There is a concept in classical physics called a dark star which was tossed around as early as the 18th century. The idea is precisely what you refer to - an object whose mass is so great that the escape velocity from its surface exceeds $c$. Newton himself believed light to be particle-like, and the implication of the dark star is that light particles emitted from its surface would travel outward for some distance, reach a turning point, and then fall back in.

This is not what a black hole is. The Schwarzschild radius $r_s = \frac{2GM}{c^2}$ is equal to the critical radius of a classical dark star only by a happy coincidence of dimensional analysis$^\dagger$; though the properties of a black hole may be superficially similar to those of a dark star, they are very, very different objects.

One way to think about what happens at the Schwarzschild radius is to note that at $r=r_s$, the nature of space and time are, in a sense, flipped around. The radial coordinate (which loosely describes the distance to the singularity at the center of the black hole) becomes "time-like" while the coordinate time becomes "space-like"; as a result, an object (or indeed, a photon) within the event horizon can no more avoid the singularity than an outside observer could avoid next Tuesday.

In contrast to the classical notion of a dark star, it's not a matter of having enough energy to escape from a black hole - it's just that once you are inside the event horizon, there are no future-directed timelike curves (which are the paths massive objects follow) which don't take you in to the singularity.


$^\dagger$By this, I mean that if you want to use Newton's constant $G$, the mass of an object $M$, and the speed of light $c$ to make a distance, your only choice is $\sim GM/c^2$ - otherwise the units wouldn't work out. The fact that the additional factor of $2$ in the Schwarzschild radius matches that of the Newtonian dark star's critical radius is coincidental.

| cite | improve this answer | |
$\endgroup$
  • $\begingroup$ Thanks that was a great explanation $\endgroup$ – Dylan Winkworth Jun 8 at 20:17
  • $\begingroup$ A Penrose diagram might be helpful for the OP to visualize the reversal. $\endgroup$ – user76284 Jun 11 at 20:32
  • $\begingroup$ A great description of the interpretation by Droste-Hilbert-Finkelstein. However, in the actual solution of Karl Schwarzschild, there is no horizon, because the gravitational radius is zero: $r\equiv\sqrt{x^2+y^2+z^2}=0$ - Nothing to cross or escape from: arxiv.org/abs/physics/9905030 $\endgroup$ – safesphere Jun 11 at 23:55

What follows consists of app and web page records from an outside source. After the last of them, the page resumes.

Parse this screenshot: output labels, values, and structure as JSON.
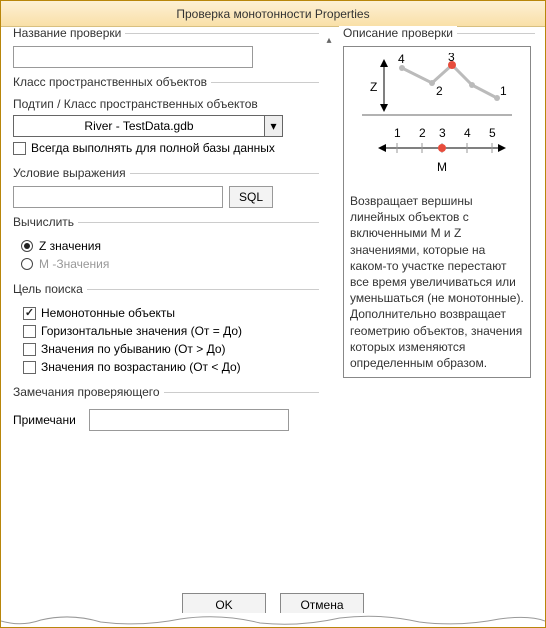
{
  "window": {
    "title": "Проверка монотонности Properties"
  },
  "leftPanel": {
    "checkName": {
      "label": "Название проверки",
      "value": ""
    },
    "featureClass": {
      "label": "Класс пространственных объектов",
      "subtypeLabel": "Подтип / Класс пространственных объектов",
      "comboValue": "River -  TestData.gdb",
      "always": {
        "checked": false,
        "label": "Всегда выполнять для полной базы данных"
      }
    },
    "condition": {
      "label": "Условие выражения",
      "value": "",
      "sqlBtn": "SQL"
    },
    "compute": {
      "label": "Вычислить",
      "options": {
        "z": {
          "label": "Z значения",
          "selected": true
        },
        "m": {
          "label": "M -Значения",
          "selected": false,
          "disabled": true
        }
      }
    },
    "target": {
      "label": "Цель поиска",
      "items": {
        "nonmono": {
          "checked": true,
          "label": "Немонотонные объекты"
        },
        "horiz": {
          "checked": false,
          "label": "Горизонтальные значения (От = До)"
        },
        "desc": {
          "checked": false,
          "label": "Значения по убыванию (От > До)"
        },
        "asc": {
          "checked": false,
          "label": "Значения по возрастанию (От < До)"
        }
      }
    },
    "reviewer": {
      "label": "Замечания проверяющего",
      "noteLabel": "Примечани",
      "noteValue": ""
    }
  },
  "rightPanel": {
    "title": "Описание проверки",
    "diagram": {
      "zLabel": "Z",
      "mLabel": "M",
      "topPoints": [
        "4",
        "3",
        "2",
        "1"
      ],
      "bottomTicks": [
        "1",
        "2",
        "3",
        "4",
        "5"
      ]
    },
    "description": "Возвращает вершины линейных объектов с включенными M и Z значениями, которые на каком-то участке перестают все время увеличиваться или уменьшаться (не монотонные). Дополнительно возвращает геометрию объектов, значения которых изменяются определенным образом."
  },
  "buttons": {
    "ok": "OK",
    "cancel": "Отмена"
  }
}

Your Answer

By clicking “Post Your Answer”, you agree to our terms of service, privacy policy and cookie policy

Not the answer you're looking for? Browse other questions tagged or ask your own question.